Seven years after a computer virus triggers a global meltdown, former ‘Ephemera Librarian’ Ruth embarks on a dangerous journey to source tuberculosis medication for her sister Juliana. Most of the well-paced action takes place along the Waikato River, as Ruth and companions (all saddled with their own agendas) travel by steamboat to the Huka Lodge. There are some eerie parallels to the current pandemic, including recollections of panic buying in the supermarket, and lines such as, ‘I suppose he got stuck when they closed the airports and the country went into lockdown’.

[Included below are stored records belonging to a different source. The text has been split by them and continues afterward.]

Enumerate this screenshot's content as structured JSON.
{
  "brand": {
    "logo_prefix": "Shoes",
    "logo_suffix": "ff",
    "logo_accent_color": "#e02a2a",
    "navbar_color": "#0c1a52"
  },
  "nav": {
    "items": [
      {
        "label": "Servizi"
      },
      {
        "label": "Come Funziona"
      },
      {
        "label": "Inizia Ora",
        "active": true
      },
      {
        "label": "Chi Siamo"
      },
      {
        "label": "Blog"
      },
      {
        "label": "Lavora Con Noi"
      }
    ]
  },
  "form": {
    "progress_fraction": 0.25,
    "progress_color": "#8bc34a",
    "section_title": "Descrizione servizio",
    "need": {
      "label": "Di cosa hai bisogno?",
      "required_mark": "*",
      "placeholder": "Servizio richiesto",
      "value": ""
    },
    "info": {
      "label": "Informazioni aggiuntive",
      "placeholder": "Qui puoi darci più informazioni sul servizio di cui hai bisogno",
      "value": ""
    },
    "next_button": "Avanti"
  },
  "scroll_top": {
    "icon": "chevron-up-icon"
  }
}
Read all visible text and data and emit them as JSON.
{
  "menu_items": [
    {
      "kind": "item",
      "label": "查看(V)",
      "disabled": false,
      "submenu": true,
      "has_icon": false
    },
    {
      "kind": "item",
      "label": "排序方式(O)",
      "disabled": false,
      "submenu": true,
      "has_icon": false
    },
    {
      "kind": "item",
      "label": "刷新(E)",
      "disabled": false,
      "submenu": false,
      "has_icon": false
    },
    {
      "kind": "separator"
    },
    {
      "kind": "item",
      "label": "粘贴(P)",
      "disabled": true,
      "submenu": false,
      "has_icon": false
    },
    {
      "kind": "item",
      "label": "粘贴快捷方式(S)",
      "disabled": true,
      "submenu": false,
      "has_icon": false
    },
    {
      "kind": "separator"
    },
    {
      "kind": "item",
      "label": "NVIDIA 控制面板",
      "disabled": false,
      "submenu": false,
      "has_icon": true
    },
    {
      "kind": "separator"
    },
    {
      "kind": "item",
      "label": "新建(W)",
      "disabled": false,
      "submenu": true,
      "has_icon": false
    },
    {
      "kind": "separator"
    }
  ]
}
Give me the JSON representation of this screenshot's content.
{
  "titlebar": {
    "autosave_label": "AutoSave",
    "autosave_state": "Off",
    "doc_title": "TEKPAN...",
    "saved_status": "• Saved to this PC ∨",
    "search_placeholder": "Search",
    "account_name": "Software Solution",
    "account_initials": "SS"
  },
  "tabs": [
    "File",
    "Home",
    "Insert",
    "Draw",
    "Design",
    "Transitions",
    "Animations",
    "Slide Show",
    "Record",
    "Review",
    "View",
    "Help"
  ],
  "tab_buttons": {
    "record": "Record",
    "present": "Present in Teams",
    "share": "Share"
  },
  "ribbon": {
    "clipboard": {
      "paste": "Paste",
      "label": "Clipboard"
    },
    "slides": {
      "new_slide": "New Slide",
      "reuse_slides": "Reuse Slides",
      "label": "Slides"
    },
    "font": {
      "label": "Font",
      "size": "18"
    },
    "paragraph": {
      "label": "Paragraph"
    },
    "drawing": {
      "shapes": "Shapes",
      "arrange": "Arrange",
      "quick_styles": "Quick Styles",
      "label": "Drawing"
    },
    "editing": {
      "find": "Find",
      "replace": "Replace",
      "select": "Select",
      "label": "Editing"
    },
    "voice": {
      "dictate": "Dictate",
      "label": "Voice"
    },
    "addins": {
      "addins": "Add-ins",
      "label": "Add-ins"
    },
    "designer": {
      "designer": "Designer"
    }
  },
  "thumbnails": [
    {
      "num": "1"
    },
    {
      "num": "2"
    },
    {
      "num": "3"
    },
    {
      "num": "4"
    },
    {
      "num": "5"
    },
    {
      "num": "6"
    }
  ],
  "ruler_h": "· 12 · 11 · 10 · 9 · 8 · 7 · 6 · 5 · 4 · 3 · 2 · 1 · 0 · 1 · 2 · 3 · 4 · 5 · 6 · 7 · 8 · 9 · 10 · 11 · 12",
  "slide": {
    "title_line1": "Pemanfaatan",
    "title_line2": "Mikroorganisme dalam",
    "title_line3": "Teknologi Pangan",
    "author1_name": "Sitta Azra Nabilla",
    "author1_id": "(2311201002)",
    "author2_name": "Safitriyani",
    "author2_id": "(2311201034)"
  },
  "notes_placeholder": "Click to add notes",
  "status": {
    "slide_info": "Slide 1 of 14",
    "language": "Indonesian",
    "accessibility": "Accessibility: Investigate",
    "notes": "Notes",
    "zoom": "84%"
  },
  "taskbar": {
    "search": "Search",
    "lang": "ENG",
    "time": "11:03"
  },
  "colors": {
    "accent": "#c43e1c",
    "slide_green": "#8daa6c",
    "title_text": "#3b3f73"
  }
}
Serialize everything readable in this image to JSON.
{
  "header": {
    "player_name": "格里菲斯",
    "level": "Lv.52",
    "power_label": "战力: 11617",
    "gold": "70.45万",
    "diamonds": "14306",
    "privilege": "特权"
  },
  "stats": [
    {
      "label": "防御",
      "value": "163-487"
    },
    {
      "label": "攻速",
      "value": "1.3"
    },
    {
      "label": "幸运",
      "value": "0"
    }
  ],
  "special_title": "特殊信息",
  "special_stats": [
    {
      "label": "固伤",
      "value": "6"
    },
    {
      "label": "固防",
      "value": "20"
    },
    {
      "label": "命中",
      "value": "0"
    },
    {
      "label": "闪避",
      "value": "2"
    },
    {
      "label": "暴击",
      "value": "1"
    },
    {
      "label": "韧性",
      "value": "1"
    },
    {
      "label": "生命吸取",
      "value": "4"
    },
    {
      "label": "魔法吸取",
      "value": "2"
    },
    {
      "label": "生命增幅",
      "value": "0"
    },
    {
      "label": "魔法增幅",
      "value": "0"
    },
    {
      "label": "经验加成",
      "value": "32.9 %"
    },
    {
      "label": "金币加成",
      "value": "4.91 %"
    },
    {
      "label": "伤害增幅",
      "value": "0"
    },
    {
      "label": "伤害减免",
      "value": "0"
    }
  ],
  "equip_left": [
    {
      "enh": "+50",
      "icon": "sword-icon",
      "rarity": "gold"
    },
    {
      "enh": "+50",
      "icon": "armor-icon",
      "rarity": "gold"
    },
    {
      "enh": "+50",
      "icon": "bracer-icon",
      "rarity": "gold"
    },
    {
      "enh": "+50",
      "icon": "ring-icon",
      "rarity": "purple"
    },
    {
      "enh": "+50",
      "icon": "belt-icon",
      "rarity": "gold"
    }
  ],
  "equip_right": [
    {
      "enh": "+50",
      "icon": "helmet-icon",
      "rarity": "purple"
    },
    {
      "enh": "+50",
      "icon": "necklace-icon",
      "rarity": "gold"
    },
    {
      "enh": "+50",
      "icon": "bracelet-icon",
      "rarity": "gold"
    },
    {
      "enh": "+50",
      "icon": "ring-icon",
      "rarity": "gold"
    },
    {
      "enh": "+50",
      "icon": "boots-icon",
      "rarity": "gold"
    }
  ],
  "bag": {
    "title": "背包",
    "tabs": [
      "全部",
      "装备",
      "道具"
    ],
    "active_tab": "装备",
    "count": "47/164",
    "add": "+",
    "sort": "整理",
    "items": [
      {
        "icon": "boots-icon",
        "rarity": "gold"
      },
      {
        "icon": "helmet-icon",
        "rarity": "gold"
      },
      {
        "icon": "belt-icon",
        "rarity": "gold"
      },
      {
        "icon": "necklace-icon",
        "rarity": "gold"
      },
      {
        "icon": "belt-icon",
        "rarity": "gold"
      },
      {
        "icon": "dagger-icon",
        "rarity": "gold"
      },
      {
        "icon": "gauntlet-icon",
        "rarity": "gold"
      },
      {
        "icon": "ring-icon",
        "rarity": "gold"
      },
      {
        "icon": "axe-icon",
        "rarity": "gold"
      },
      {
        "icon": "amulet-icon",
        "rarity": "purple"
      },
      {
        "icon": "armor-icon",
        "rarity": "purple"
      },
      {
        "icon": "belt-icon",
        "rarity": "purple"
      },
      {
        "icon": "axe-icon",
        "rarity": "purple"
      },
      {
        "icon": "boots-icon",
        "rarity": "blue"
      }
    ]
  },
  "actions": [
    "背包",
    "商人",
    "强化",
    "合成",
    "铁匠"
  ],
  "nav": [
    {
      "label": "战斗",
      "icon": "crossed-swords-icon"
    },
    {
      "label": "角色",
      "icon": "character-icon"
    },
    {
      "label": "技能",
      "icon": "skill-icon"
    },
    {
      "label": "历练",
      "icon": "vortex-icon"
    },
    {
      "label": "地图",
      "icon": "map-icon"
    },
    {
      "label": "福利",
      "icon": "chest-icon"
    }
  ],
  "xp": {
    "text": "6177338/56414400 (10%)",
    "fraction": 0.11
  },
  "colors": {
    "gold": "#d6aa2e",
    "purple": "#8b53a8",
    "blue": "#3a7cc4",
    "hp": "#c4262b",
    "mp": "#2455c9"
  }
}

Shaw’s lively style works best when her lens is held steady on Ruth, who is vividly and sensitively drawn. Throughout the novel, however, there’s a frustrating patchiness with world building. I learned about lawlessness, empty cheese shops, and the lack of Vogels and Marmite, but the seven-year absence of electricity and broadband is barely touched on. All we get is: ‘Rumour had it various communities had got wind vanes going at a basic level and were generating electricity’. And for a trip that starts in Auckland, there’s a striking lack of Pasifika and Asian people. By the end I would’ve settled for a footnote explaining that they and all the network engineers died in the first wave of not being able to log into Netflix.
Maybe what I’m seeing as gaps in the foundation is evidence that Ephemera is ‘cosy post-apocalypse’ – a sub-genre of the ‘cosy catastrophe’, a term coined in the 70s by author Brian Aldiss in his sci-fi history Billion Year Spree. The cosy post-apocalyptic novel is unconcerned with anything beyond its own parochial gaze. In Ephemera, a pile-up of coincidental encounters with people whom Ruth either knows from her former life, or who prove particularly significant, definitely feels ‘cosy’. It’s a contrivance that stretched my suspension of belief too far, rather like the elastic waistband that gave up on my pants during lockdown.
The novel is described as ‘partly comedic’. I tried plonking down an imaginary laugh track to see if it improved the lines of one character (it didn’t): ‘I went to Lagos when I was a kid, on one of those school exchange programmes, and was kidnapped, taken hostage by a military group … They adopted me, gave me a new name.’ What definitely isn’t comedic is the characterisation of the prosperous Ngati Raukawa settlement:
The people were a mixed bunch. As we drifted in to shore, I spotted gang patches, grannies, bearded chaps, two pregnant women, a middle-aged woman with ta moko, and kids in a range of different shades and sizes. Off to one side, up a tree, a kotahitanga flag wafted on the breeze …
The people watched silently and solemnly as we pulled up near the boat ramp, and took turns splashing down into the shallow water. No arrows, I thought with relief, more a welcoming committee. It could have been ‘first contact’ all over again. I felt the echo of previous enticements offered — beads, firearms. As we walked up the ramp and onto a cleared grassy area surrounded by bush, waiting for their reaction to our arrival, I felt the urge to gift something.
I wondered if ‘partly comedic’ was a way to excuse any missteps as humour — like the ‘good-looking in a dark, Mediterranean way’ potential paedophile. Or attributing rumours of beheading to ‘echoes of Islamic State’. I get that the novel is crammed with many diabolical people, and the evilest of them all is a white dude (and oddly, apparently a dead ringer for folksy musician Bernie Griffen), but for every white person painted with a broad, villainous brush, a bunch more are granted depths of moral complexity.
‘Shaw’s near-future New Zealand is all too recognisable,’ notes Catherine Chidgey’s blurb, ‘and her story both unsettles and thrills.’ She’s not wrong. Although it’s how I imagine New Zealand would’ve been in the 1960s — no espresso, no Wi-Fi, more swingers’ parties, and POC waiting in the wings for their one-liner.